**How to complete this task**: Please repeat the data exactly, leaving nothing out.

═════ Data provided

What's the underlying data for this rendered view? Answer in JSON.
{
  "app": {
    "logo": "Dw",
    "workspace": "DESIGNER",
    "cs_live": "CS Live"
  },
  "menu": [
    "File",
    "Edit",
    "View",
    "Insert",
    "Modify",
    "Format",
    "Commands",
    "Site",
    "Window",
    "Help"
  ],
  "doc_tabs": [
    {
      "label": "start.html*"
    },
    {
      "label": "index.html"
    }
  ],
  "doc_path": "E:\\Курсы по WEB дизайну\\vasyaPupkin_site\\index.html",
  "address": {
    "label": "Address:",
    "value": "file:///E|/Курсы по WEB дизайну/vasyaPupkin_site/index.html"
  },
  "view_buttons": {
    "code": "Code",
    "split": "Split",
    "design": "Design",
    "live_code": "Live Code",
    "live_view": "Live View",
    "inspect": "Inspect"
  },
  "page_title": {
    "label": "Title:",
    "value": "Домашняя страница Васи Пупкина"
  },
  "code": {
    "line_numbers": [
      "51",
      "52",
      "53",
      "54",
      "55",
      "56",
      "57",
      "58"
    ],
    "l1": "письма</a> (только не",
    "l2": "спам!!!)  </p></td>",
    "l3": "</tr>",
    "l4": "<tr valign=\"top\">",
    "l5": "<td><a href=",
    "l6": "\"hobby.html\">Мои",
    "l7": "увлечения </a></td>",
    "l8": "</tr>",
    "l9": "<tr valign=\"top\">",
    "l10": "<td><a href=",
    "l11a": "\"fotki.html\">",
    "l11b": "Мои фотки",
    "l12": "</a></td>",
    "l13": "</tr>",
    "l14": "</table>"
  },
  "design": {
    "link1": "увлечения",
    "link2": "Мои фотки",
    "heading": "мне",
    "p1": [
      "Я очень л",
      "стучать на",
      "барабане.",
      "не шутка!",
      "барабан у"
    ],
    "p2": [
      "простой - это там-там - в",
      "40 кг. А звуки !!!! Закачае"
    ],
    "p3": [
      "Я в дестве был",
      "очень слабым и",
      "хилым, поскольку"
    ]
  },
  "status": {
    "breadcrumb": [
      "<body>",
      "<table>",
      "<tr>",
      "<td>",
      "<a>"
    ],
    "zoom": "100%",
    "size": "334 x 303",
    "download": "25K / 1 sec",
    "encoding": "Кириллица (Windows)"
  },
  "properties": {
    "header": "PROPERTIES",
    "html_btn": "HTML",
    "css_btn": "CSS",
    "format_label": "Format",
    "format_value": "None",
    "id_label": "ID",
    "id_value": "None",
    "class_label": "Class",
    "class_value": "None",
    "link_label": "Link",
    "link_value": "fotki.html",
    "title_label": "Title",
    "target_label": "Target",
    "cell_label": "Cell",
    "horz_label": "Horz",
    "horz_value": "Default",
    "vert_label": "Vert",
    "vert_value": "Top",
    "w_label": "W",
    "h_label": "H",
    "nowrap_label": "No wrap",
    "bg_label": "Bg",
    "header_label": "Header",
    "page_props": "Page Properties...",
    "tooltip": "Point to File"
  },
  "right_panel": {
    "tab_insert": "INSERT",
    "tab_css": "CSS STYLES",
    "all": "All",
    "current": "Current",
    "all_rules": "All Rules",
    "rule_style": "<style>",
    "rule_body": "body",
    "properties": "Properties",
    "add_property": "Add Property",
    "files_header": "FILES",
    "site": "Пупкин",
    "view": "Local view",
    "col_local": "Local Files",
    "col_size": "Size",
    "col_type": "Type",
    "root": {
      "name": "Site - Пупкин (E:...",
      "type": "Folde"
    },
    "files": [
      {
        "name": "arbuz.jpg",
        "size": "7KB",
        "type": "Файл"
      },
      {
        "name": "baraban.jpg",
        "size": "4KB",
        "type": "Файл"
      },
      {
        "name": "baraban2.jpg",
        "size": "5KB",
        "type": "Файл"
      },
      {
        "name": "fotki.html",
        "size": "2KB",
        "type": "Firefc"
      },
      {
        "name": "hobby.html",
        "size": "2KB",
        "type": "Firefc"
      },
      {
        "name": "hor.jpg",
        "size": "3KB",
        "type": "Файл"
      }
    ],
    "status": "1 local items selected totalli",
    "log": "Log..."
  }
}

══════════

**Written response**:
What's the underlying data for this rendered view? Answer in JSON.
{
  "app": {
    "logo": "Dw",
    "workspace": "DESIGNER",
    "cs_live": "CS Live"
  },
  "menu": [
    "File",
    "Edit",
    "View",
    "Insert",
    "Modify",
    "Format",
    "Commands",
    "Site",
    "Window",
    "Help"
  ],
  "doc_tabs": [
    {
      "label": "start.html*"
    },
    {
      "label": "index.html"
    }
  ],
  "doc_path": "E:\\Курсы по WEB дизайну\\vasyaPupkin_site\\index.html",
  "address": {
    "label": "Address:",
    "value": "file:///E|/Курсы по WEB дизайну/vasyaPupkin_site/index.html"
  },
  "view_buttons": {
    "code": "Code",
    "split": "Split",
    "design": "Design",
    "live_code": "Live Code",
    "live_view": "Live View",
    "inspect": "Inspect"
  },
  "page_title": {
    "label": "Title:",
    "value": "Домашняя страница Васи Пупкина"
  },
  "code": {
    "line_numbers": [
      "51",
      "52",
      "53",
      "54",
      "55",
      "56",
      "57",
      "58"
    ],
    "l1": "письма</a> (только не",
    "l2": "спам!!!)  </p></td>",
    "l3": "</tr>",
    "l4": "<tr valign=\"top\">",
    "l5": "<td><a href=",
    "l6": "\"hobby.html\">Мои",
    "l7": "увлечения </a></td>",
    "l8": "</tr>",
    "l9": "<tr valign=\"top\">",
    "l10": "<td><a href=",
    "l11a": "\"fotki.html\">",
    "l11b": "Мои фотки",
    "l12": "</a></td>",
    "l13": "</tr>",
    "l14": "</table>"
  },
  "design": {
    "link1": "увлечения",
    "link2": "Мои фотки",
    "heading": "мне",
    "p1": [
      "Я очень л",
      "стучать на",
      "барабане.",
      "не шутка!",
      "барабан у"
    ],
    "p2": [
      "простой - это там-там - в",
      "40 кг. А звуки !!!! Закачае"
    ],
    "p3": [
      "Я в дестве был",
      "очень слабым и",
      "хилым, поскольку"
    ]
  },
  "status": {
    "breadcrumb": [
      "<body>",
      "<table>",
      "<tr>",
      "<td>",
      "<a>"
    ],
    "zoom": "100%",
    "size": "334 x 303",
    "download": "25K / 1 sec",
    "encoding": "Кириллица (Windows)"
  },
  "properties": {
    "header": "PROPERTIES",
    "html_btn": "HTML",
    "css_btn": "CSS",
    "format_label": "Format",
    "format_value": "None",
    "id_label": "ID",
    "id_value": "None",
    "class_label": "Class",
    "class_value": "None",
    "link_label": "Link",
    "link_value": "fotki.html",
    "title_label": "Title",
    "target_label": "Target",
    "cell_label": "Cell",
    "horz_label": "Horz",
    "horz_value": "Default",
    "vert_label": "Vert",
    "vert_value": "Top",
    "w_label": "W",
    "h_label": "H",
    "nowrap_label": "No wrap",
    "bg_label": "Bg",
    "header_label": "Header",
    "page_props": "Page Properties...",
    "tooltip": "Point to File"
  },
  "right_panel": {
    "tab_insert": "INSERT",
    "tab_css": "CSS STYLES",
    "all": "All",
    "current": "Current",
    "all_rules": "All Rules",
    "rule_style": "<style>",
    "rule_body": "body",
    "properties": "Properties",
    "add_property": "Add Property",
    "files_header": "FILES",
    "site": "Пупкин",
    "view": "Local view",
    "col_local": "Local Files",
    "col_size": "Size",
    "col_type": "Type",
    "root": {
      "name": "Site - Пупкин (E:...",
      "type": "Folde"
    },
    "files": [
      {
        "name": "arbuz.jpg",
        "size": "7KB",
        "type": "Файл"
      },
      {
        "name": "baraban.jpg",
        "size": "4KB",
        "type": "Файл"
      },
      {
        "name": "baraban2.jpg",
        "size": "5KB",
        "type": "Файл"
      },
      {
        "name": "fotki.html",
        "size": "2KB",
        "type": "Firefc"
      },
      {
        "name": "hobby.html",
        "size": "2KB",
        "type": "Firefc"
      },
      {
        "name": "hor.jpg",
        "size": "3KB",
        "type": "Файл"
      }
    ],
    "status": "1 local items selected totalli",
    "log": "Log..."
  }
}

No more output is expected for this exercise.